Wednesday, May 4, 2011
What we learned this spring
By Adam Rittenberg
Spring football in the Big Ten is in the books, and it's time to study up.
The spring brought three new coaches to the league, full-fledged quarterback competitions at several schools, a sprinkling of position changes, key injuries and some potential new stars. Nebraska went through spring ball with an eye toward its new league, while the Big Ten's flagship program (Ohio State) began facing a unique set of challenges in 2011.
Here's a look at what we learned in the Big Ten's spring session:
Bo Pelini and the Huskers enter the Big Ten as immediate contenders.
1. Buckeyes' reign in jeopardy: The situation involving the NCAA and coach Jim Tressel could have crippling ramifications for the Big Ten's flagship program. Ohio State also faces significant personnel challenges, as it must replace starting quarterback Terrelle Pryor and four others for the first five games. No quarterback separated himself this spring, and while freshman Braxton Miller enhanced his popularity in the spring game, the race is far from over. If Ohio State can survive this mess to win another Big Ten title, it can overcome just about anything.
2. Nebraska enters the conference as an immediate contender: Both divisional races could be wide-open this fall, as all the Big Ten's projected contenders have significant question marks. New member Nebraska might have the most stable situation coming out of the spring. The Huskers boast the Big Ten's most proven defense, which should pay dividends in a potentially offense-driven league in 2011. Although the Huskers' new offense has plenty to prove, the personnel is there, especially at the skill positions.
3. The new coaches are spicing things up: Players at Michigan, Minnesota and Indiana exit the spring knowing exactly where they stand with their new coaches. Toughness was a big theme for Brady Hoke, Jerry Kill and Kevin Wilson, respectively, and all three men really challenged their teams. Hoke is trying to bring back the values, both schematic and intangible, that define Michigan football, while Kill and Wilson got their points across with brutally honest assessments of personnel.
4. Answers and lingering questions at quarterback: Several signal-callers emerged to take charge this spring, including Purdue's Rob Henry, Iowa's James Vandenberg and Minnesota's MarQueis Gray. Bo Pelini said Taylor Martinez would be Nebraska's top quarterback if the season began today. Penn State was pleased with its top two quarterbacks this spring, but there's still no answer on a starter.

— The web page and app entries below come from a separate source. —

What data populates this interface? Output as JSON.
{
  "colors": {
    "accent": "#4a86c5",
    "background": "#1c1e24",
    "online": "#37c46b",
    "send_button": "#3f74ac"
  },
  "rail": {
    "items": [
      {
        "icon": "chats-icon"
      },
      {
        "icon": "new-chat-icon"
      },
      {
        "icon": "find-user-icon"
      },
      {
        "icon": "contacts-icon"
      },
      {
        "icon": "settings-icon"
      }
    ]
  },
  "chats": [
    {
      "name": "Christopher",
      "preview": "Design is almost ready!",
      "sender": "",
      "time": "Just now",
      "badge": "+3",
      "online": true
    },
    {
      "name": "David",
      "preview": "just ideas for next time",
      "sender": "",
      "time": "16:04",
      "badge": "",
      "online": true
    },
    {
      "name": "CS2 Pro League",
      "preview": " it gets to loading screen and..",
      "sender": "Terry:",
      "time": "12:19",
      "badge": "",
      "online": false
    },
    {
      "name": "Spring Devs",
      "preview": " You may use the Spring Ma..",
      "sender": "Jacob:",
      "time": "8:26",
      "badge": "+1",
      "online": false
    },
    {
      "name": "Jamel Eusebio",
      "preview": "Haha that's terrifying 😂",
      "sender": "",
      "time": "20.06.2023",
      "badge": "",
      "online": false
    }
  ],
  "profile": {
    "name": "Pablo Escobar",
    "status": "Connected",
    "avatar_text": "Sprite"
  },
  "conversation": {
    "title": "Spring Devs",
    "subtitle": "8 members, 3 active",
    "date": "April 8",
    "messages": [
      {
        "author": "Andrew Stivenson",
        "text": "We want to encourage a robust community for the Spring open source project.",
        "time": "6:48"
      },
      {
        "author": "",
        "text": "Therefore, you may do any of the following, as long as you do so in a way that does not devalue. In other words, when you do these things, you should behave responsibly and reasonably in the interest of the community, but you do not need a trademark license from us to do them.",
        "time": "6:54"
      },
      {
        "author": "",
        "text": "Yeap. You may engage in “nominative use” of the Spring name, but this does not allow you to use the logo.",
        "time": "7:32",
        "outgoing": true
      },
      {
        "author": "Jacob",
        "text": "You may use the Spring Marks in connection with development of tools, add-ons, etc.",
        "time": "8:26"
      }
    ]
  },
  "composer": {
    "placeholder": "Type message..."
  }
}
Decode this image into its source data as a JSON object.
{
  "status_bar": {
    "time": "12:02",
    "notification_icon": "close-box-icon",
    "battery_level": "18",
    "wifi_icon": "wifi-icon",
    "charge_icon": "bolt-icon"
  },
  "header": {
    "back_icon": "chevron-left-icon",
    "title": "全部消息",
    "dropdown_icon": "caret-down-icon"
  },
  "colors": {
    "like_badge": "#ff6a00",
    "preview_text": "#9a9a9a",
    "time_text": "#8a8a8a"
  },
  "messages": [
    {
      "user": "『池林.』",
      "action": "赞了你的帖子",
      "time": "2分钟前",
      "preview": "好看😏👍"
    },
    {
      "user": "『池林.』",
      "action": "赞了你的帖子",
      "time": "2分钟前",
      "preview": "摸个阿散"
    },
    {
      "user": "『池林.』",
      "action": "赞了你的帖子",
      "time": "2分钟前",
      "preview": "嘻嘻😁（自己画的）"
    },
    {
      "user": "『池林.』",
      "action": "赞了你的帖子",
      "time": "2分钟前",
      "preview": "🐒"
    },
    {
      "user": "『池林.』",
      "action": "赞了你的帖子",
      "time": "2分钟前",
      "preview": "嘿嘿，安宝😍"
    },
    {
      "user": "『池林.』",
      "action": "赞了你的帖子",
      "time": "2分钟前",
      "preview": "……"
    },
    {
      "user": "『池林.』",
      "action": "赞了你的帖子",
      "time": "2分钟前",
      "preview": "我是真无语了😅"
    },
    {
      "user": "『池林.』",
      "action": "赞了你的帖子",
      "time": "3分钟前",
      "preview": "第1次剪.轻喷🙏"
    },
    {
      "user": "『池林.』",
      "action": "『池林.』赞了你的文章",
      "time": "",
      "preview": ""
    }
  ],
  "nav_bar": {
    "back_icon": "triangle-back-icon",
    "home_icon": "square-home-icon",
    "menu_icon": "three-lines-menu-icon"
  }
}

Wisconsin and Michigan need to see summer strides from their projected starters, while Ohio State and Indiana will look for separation in August.
5. Defensive replacements emerge for Badgers, Spartans: Reigning co-champs Wisconsin and Michigan State had to replace significant production on defense from 2010. So far, the coaches like what they've seen. Bret Bielema reportedly thinks the defense can be just as good if not better than last year's unit, led by All-American J.J. Watt. The Spartans must replace four-year starting linebackers Greg Jones and Eric Gordon but have pointed to increased line depth and the emergence of several talented underclassmen.